The story was reported by The Dallas Morning News and KTRK Houston ABC, but the two got wind of the story when another Lt. Governor candidate, Jerry Patterson, gave them the information - which he hired a private decective to gather .
It's called opposition research. And it's an age-old political tactic that often provides ammunition to candidates trying to gain the upper-hand against an opponent.
His mother may not like to hear this, but Jason Stanford is an opposition researcher.
"Oh God, yes, my mom tells people I'm a used car dealer," Stanford jokes.
He heads up his own political consulting firm that specializes in researching the public records of political candidates. And he knows what people outside of politics think of the work he does.
"When people think about opposition research, they think about going on bimbo patrol. What opposition research really is, is looking for relevant public records that help voters make choices," Stanford said. "And most often all voters really care about is, what did you say, who did you take money from and what did you vote for."
But when someone hires Stanford, Job One isn't figuring out how to take an opponent down. It's about what in his client's past could hurt the campaign.
"A lot of times we'll find that someone lived in an area that was zoned whites only. Or they had an old tax lien that they had in the '80s. Or they kind of forgot to vote a whole bunch," Stanford said.
Once the defensive research is out of the way, it's time to go on offense. Stanford admits there's nothing very high-minded about it. A candidate wants to know the dirt on their opponent -- something, anything, that could help defeat them in the election.
The first step: a run-of-the-mill Google search to see what quotes or stories come up on the candidate. Then it's on to public record databases where you can find everything from traffic tickets to bankruptcies.
It all sounds a lot more mundane then you'd expect. But that's not to say Stanford doesn't get more ambitious research requests from clients who have heard rumors about their opponents and want to find documentation of the despicable act.
"I know that he killed someone and had to go live in Florida for two years. That's a true story. I wish I was making this up. We literally kept that fax because it was so ridiculous. It's taped up to a wall over here somewhere," Stanford said.
Whatever the research is, it usually ends up one of two places: Paid political ads, like mailers, TV or web videos. Or at a local news outlet.
Ramsey is often a depository for opposition research handed out by political campaigns in an effort to discredit opponents. Some of the envelopes are clearly marked, addressed from a campaign or consultant. But not always.
"My favorite one this year was someone sent me an envelope full of information about a candidate in the Lt. Governor's race that was from Ross Ramsey… to Ross Ramsey. So I think future Ross Ramsey might have sent me some information," Ramsey joked.
So what does a news organization do with these tips? Especially when you consider the goals behind each brown envelope. Ramsey said it's like any other tip that comes into a newsroom.
"People say you ought to look at this, you ought to look at that. And you look at some of them and you say, oh, that's a story and you investigate it and run it down and it is a story. And some of the things that come in as tips you look at them and say, for one reason or another, you know, that's not a story," Ramsey said. "Just because something is damaging to a candidate and came from their opponent, doesn't mean it's not a story. It just means you've really got to check it out."

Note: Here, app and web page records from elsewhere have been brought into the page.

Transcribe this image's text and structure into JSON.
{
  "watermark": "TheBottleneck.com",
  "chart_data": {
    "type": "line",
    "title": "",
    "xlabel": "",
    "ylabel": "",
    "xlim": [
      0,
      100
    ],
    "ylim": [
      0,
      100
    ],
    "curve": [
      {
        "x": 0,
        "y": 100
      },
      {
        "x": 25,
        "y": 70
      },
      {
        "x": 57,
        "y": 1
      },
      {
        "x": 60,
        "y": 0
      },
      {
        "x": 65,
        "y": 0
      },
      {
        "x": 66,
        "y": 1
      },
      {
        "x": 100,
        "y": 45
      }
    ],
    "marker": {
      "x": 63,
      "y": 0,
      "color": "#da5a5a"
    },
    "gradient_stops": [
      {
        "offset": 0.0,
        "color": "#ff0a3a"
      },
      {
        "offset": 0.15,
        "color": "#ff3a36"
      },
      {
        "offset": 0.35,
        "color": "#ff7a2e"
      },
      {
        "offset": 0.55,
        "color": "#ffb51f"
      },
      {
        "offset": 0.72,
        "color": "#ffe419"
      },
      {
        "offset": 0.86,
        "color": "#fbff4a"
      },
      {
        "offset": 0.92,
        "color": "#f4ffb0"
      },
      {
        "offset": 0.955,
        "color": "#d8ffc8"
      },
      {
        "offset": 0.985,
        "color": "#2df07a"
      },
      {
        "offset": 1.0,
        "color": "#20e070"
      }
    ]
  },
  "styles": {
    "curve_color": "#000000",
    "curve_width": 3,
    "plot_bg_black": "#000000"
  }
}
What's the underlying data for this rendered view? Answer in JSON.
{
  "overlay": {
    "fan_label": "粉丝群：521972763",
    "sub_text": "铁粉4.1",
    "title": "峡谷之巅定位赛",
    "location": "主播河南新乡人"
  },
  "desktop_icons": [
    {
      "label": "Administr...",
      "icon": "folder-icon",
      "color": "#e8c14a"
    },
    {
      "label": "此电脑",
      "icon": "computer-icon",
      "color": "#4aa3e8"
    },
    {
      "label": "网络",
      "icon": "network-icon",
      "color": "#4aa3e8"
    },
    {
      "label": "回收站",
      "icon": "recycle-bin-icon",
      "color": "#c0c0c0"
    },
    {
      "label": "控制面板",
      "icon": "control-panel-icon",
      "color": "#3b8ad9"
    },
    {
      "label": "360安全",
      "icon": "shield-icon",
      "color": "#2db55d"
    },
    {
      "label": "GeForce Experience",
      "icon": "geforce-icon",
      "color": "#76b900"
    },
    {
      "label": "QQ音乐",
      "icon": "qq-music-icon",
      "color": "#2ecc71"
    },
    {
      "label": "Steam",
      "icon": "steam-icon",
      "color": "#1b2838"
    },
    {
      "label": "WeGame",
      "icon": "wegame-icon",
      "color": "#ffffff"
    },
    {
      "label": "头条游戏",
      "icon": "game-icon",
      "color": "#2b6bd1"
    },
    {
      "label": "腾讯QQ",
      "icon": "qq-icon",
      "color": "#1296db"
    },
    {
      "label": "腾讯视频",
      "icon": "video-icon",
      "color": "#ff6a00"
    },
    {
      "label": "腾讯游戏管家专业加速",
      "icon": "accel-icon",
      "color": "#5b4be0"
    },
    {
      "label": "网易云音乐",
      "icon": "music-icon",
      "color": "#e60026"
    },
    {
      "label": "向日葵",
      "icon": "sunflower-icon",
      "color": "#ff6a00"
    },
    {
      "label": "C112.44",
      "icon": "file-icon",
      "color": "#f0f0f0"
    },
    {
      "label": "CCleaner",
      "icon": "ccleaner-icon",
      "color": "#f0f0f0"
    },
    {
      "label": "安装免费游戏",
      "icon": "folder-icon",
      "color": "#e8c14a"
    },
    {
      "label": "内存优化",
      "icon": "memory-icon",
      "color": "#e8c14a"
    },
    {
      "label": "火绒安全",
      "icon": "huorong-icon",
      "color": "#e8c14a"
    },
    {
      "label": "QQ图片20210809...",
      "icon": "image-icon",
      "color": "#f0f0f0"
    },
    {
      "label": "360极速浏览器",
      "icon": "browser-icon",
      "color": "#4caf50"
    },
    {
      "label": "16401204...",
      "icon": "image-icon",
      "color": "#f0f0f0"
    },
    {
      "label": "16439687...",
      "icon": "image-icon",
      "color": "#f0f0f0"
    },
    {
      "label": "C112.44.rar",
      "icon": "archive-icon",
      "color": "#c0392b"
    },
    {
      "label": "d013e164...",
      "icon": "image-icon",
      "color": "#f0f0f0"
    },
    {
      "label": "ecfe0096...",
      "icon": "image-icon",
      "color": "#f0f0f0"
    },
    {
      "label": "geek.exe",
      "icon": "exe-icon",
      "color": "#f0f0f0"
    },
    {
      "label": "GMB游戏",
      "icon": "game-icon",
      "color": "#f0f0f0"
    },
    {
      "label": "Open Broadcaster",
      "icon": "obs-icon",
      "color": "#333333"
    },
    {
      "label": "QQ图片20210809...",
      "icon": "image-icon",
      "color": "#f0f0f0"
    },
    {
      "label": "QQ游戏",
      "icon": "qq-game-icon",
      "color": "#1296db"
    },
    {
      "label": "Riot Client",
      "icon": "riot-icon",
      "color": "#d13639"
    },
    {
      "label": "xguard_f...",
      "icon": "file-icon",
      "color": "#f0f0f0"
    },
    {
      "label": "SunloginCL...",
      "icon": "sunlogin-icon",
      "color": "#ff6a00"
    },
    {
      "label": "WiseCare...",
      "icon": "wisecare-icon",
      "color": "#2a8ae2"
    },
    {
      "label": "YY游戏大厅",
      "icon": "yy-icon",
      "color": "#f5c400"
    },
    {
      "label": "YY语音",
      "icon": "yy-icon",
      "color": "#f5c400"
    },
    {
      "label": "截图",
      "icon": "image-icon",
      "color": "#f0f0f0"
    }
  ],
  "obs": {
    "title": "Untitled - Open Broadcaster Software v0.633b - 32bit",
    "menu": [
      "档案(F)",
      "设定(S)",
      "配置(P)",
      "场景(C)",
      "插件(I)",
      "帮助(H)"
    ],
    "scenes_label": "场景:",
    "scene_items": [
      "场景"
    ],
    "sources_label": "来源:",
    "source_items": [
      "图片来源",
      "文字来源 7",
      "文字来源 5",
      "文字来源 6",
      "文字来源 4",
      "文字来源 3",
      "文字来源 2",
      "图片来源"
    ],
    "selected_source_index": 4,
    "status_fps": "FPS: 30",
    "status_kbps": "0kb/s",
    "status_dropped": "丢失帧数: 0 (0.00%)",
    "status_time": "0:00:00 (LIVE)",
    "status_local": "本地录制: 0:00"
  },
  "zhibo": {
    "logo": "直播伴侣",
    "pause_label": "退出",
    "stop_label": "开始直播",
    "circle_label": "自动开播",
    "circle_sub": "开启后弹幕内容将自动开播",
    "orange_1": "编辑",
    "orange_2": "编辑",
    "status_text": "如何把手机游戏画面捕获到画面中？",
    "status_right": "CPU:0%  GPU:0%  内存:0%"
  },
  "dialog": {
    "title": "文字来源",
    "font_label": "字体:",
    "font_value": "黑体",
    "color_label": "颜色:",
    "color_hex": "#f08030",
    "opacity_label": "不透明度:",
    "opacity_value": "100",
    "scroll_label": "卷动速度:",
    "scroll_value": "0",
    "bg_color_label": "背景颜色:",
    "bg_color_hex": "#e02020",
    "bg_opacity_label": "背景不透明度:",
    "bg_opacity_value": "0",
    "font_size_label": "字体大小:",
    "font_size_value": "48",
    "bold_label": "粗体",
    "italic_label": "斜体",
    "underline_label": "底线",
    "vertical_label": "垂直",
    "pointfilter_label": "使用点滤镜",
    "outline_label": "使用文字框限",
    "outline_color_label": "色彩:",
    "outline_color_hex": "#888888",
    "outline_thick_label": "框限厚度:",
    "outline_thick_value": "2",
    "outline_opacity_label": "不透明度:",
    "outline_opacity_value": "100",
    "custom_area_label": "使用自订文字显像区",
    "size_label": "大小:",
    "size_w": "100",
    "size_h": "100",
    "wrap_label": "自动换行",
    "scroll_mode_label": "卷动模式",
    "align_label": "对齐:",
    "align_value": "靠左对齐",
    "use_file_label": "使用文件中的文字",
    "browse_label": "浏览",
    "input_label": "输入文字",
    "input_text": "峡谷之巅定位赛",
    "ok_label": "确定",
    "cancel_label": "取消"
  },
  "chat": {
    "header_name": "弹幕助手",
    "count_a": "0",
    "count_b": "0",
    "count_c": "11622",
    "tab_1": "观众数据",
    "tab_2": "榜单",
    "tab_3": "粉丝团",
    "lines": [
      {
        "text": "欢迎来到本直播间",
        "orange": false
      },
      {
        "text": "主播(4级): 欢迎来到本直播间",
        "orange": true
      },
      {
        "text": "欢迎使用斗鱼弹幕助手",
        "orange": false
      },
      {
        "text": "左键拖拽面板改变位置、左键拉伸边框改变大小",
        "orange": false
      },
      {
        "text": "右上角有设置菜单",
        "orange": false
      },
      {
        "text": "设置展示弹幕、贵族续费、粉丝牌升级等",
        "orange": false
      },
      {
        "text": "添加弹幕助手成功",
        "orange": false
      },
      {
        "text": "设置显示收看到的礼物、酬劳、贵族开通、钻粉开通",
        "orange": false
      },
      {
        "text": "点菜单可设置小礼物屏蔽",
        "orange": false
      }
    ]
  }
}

But Ramsey says there are some brown envelopes that don't get follow-ups. That includes claims of youthful indiscretion that are used as reasons someone shouldn't be elected now.
"So and so did this when they were 17, so now that they're 53, they're unqualified to…. And sometimes you look at those and you go that may actually be right. More often you look at them and say, this is old information. What else you got?"
And with less than two weeks before the March primaries, opposition researchers probably have plenty more to share.